A 2007 Payday Loan study issued by the Center for Responsible Lending uncovered the darker side of short-term lending–repeat borrowers. Like chain smokers, repeat borrowers go from one payday loan to another. It’s not uncommon for a borrower in financial difficulty to use one short term loan to pay off an older one. Sometimes referred to as payday loan flipping, these repeat borrowers find themselves in dire circumstances that often lead to bankruptcy.
As part of the study (called Springing the Debt Trap), the Center noted the following data:
- 90 percent of payday lending business is still generated by trapped borrowers with five or more loans, even in states that have attempted reform;
- 60 percent of payday loans go to borrowers with 12 or more transactions per year;
- 24 percent of loans go to borrowers with 21 or more transactions per year;
- One of seven Colorado borrowers have been in payday debt every day of the past six months;
- Nearly 90 percent of repeat payday loans are made shortly after a previous loan was paid off.
What causes payday loan flipping
According to the study, only 2% of payday loan borrowers pay off the loan when initially due without obtaining another loan sometime the same year. In other words, 98% of borrowers access payday loans more than once each year. The reason, according to the study, is simply that the borrowers cannot afford to pay off the loan in two weeks (the average term for a cash advance) and still pay for the basic necessities of life.
Specifically, the study found that:
The inability to repay their payday loans and meet basic needs drives consumers to continue to take out loans over the course of multiple pay periods. In fact, regulator data collected in several states shows that the average payday borrower has more than eight transactions per year.
The study further found that the majority of a payday lenders business comes from repeat borrowers. “If these borrowers only took out an occasional payday loan, lenders would be faced with sharp reductions in revenue that would threaten the viability of their business model.” Alternatively, lenders might be forced to charge more for the loans to offset the decline in demand.
Do current state law limitations address payday loan flipping?
According to the study, current state laws do not successfully address payday loan flipping. The study noted the following legislative attempts to limit payday lending:
- Renewal bans/cooling-off periods
- Limits on number of loans outstanding
- Payment plans
- Loan amount caps based on a borrower’s income
- Databases which enforce ineffective provisions
- Regulations that narrowly target payday loans
The study concludes that none of these measures effectively addresses the repeat borrower issuer. In fact, the study argues that such provision can make matters worse, as they tend to legitimize the payday loan industry.
Spring the Debt Trap–Is its conclusion meaningful?
The conclusion from its study is best expressed in the following, taking verbatim from the study:
Those states which enforce a comprehensive interest rate cap at or around 36 percent for small loans have solved their debt trap problem; realizing a savings of $1.5 billion for their citizens while preserving a more responsible small loan market.
This conclusion raises a very significant question, however.

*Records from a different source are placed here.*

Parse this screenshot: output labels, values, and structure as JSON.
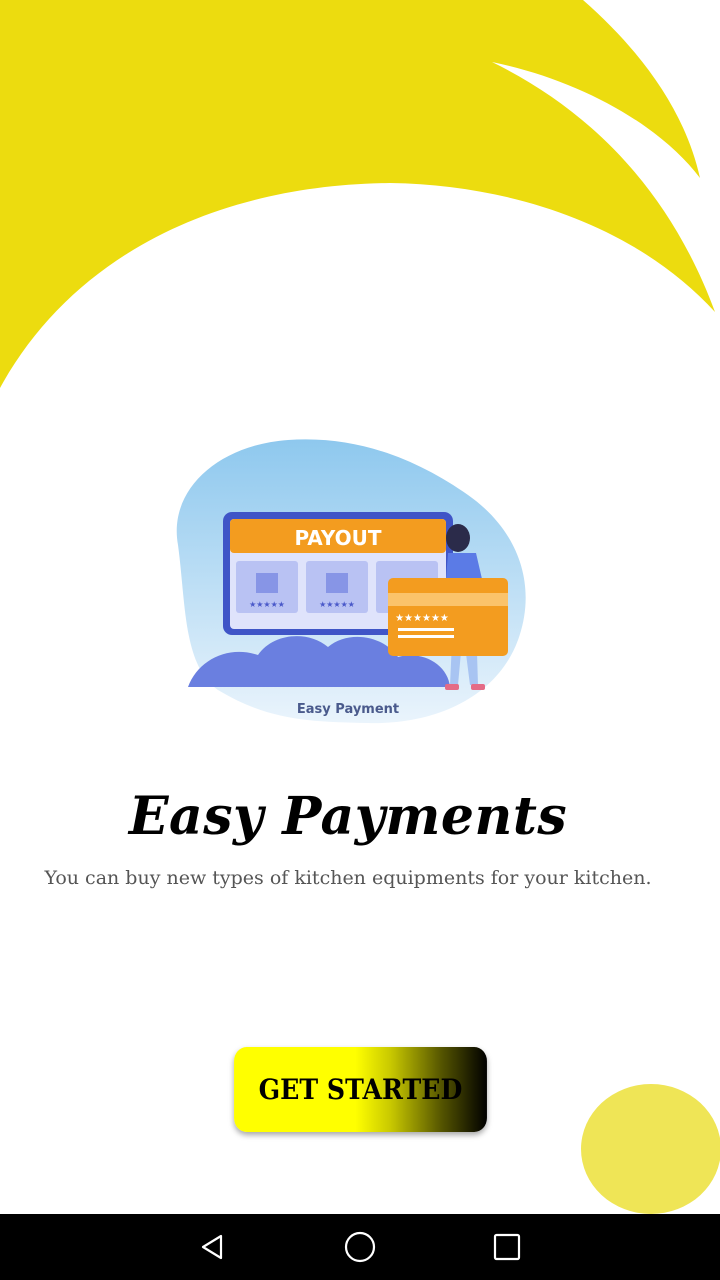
{
  "onboarding": {
    "illustration_banner": "PAYOUT",
    "illustration_caption": "Easy Payment",
    "title": "Easy Payments",
    "description": "You can buy new types of kitchen equipments for your kitchen.",
    "get_started_label": "GET STARTED"
  },
  "colors": {
    "accent_yellow": "#ecdc0f",
    "circle_yellow": "#efe556",
    "button_gradient_start": "#ffff00",
    "button_gradient_end": "#000000",
    "nav_bar": "#000000"
  },
  "navigation_bar": {
    "buttons": [
      "back-icon",
      "home-icon",
      "recent-apps-icon"
    ]
  }
}
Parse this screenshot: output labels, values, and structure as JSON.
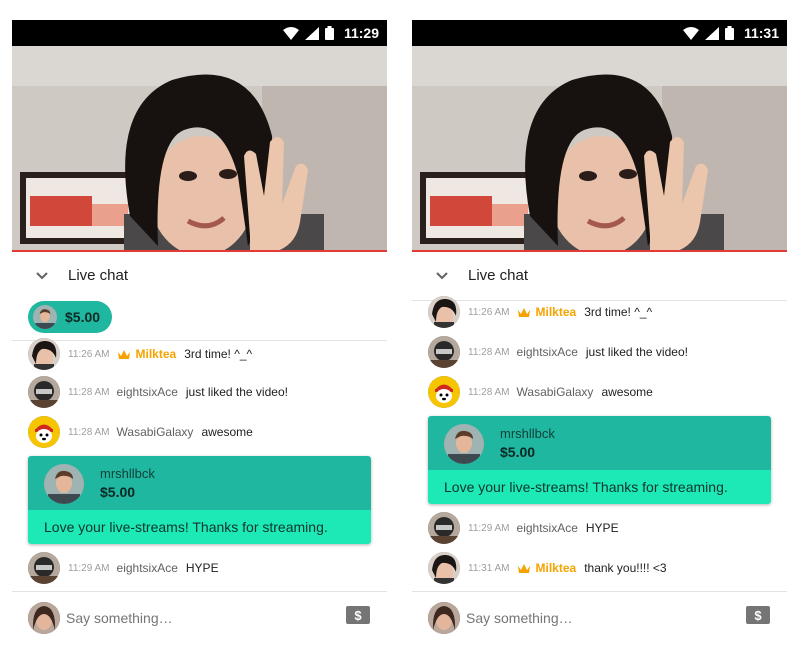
{
  "colors": {
    "accent_green": "#1fb79f",
    "accent_light_green": "#1de9b6",
    "owner_gold": "#f5a300",
    "video_divider": "#e53935"
  },
  "left": {
    "status": {
      "time": "11:29",
      "icons": [
        "wifi-icon",
        "signal-icon",
        "battery-icon"
      ]
    },
    "chat_title": "Live chat",
    "collapse_icon": "chevron-down-icon",
    "ticker": {
      "amount": "$5.00"
    },
    "messages": [
      {
        "time": "11:26 AM",
        "author": "Milktea",
        "owner": true,
        "text": "3rd time! ^_^"
      },
      {
        "time": "11:28 AM",
        "author": "eightsixAce",
        "owner": false,
        "text": "just liked the video!"
      },
      {
        "time": "11:28 AM",
        "author": "WasabiGalaxy",
        "owner": false,
        "text": "awesome"
      }
    ],
    "superchat": {
      "name": "mrshllbck",
      "amount": "$5.00",
      "text": "Love your live-streams! Thanks for streaming."
    },
    "after": [
      {
        "time": "11:29 AM",
        "author": "eightsixAce",
        "owner": false,
        "text": "HYPE"
      }
    ],
    "input": {
      "placeholder": "Say something…",
      "money_icon": "dollar-icon"
    }
  },
  "right": {
    "status": {
      "time": "11:31",
      "icons": [
        "wifi-icon",
        "signal-icon",
        "battery-icon"
      ]
    },
    "chat_title": "Live chat",
    "collapse_icon": "chevron-down-icon",
    "messages": [
      {
        "time": "11:26 AM",
        "author": "Milktea",
        "owner": true,
        "text": "3rd time! ^_^"
      },
      {
        "time": "11:28 AM",
        "author": "eightsixAce",
        "owner": false,
        "text": "just liked the video!"
      },
      {
        "time": "11:28 AM",
        "author": "WasabiGalaxy",
        "owner": false,
        "text": "awesome"
      }
    ],
    "superchat": {
      "name": "mrshllbck",
      "amount": "$5.00",
      "text": "Love your live-streams! Thanks for streaming."
    },
    "after": [
      {
        "time": "11:29 AM",
        "author": "eightsixAce",
        "owner": false,
        "text": "HYPE"
      },
      {
        "time": "11:31 AM",
        "author": "Milktea",
        "owner": true,
        "text": "thank you!!!! <3"
      }
    ],
    "input": {
      "placeholder": "Say something…",
      "money_icon": "dollar-icon"
    }
  }
}
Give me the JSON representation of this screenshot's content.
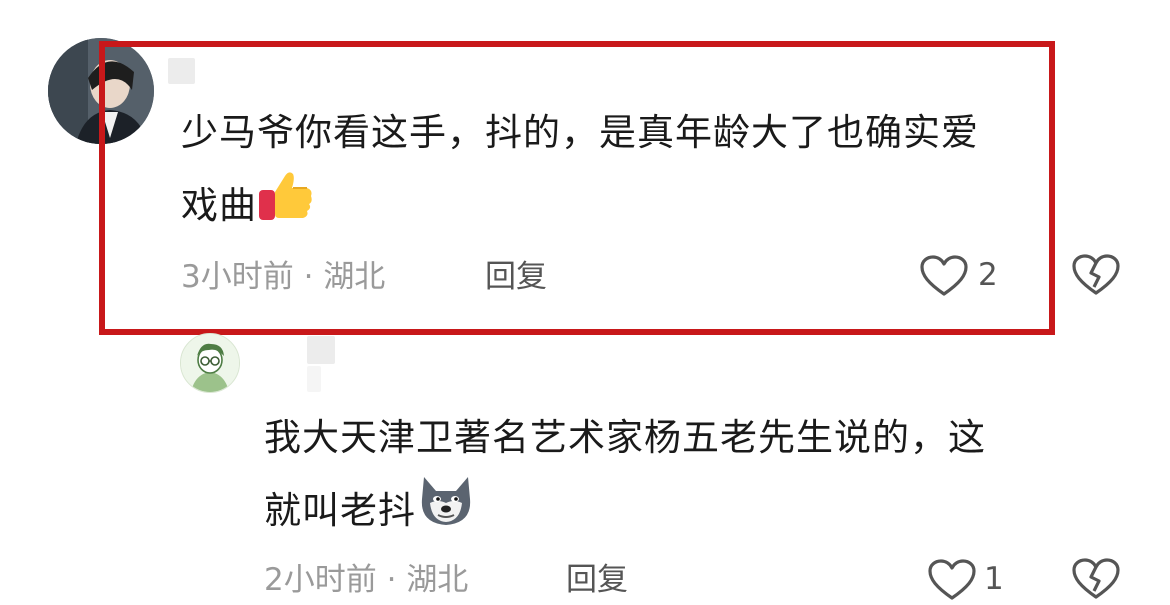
{
  "comments": [
    {
      "text_line1": "少马爷你看这手，抖的，是真年龄大了也确实爱",
      "text_line2": "戏曲",
      "emoji": "thumbs-up",
      "time": "3小时前",
      "separator": "·",
      "location": "湖北",
      "reply_label": "回复",
      "like_count": "2"
    },
    {
      "text_line1": "我大天津卫著名艺术家杨五老先生说的，这",
      "text_line2": "就叫老抖",
      "emoji": "dog-face",
      "time": "2小时前",
      "separator": "·",
      "location": "湖北",
      "reply_label": "回复",
      "like_count": "1"
    }
  ],
  "colors": {
    "highlight_border": "#c8181a",
    "meta_text": "#9a9a9a",
    "body_text": "#1a1a1a"
  }
}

Where do borrowers turn if they do not have access to payday loans? One option may simply be to incur bounced check fees, late payment penalties, and other fees that often exceed the cost of a payday loan. The study concluded, however, that such consequences were limited:
While payday lenders predict doomsday scenarios for their borrowers if they are no longer allowed to charge triple-digit interest rates, former payday borrowers who no longer have access to payday loans tell a much different story. A recent study from the North Carolina Commissioner of Banks found
that “three-quarters of low- and middle-income people were unaffected by the ban on payday lending…of those that were affected by the end of storefront payday lending, more than twice as many reported that the absence of payday lenders had a positive impact on their lives.” The report
also shows that North Carolina families have a myriad of credit and other options for dealing with financial crises.
This is consistent with the industry’s own survey findings that less than 10 percent of payday borrowers took out a payday loan because they had no other credit alternatives. In addition, payday borrowers and the general public also overwhelmingly support an interest rate cap, even if it results
in less credit.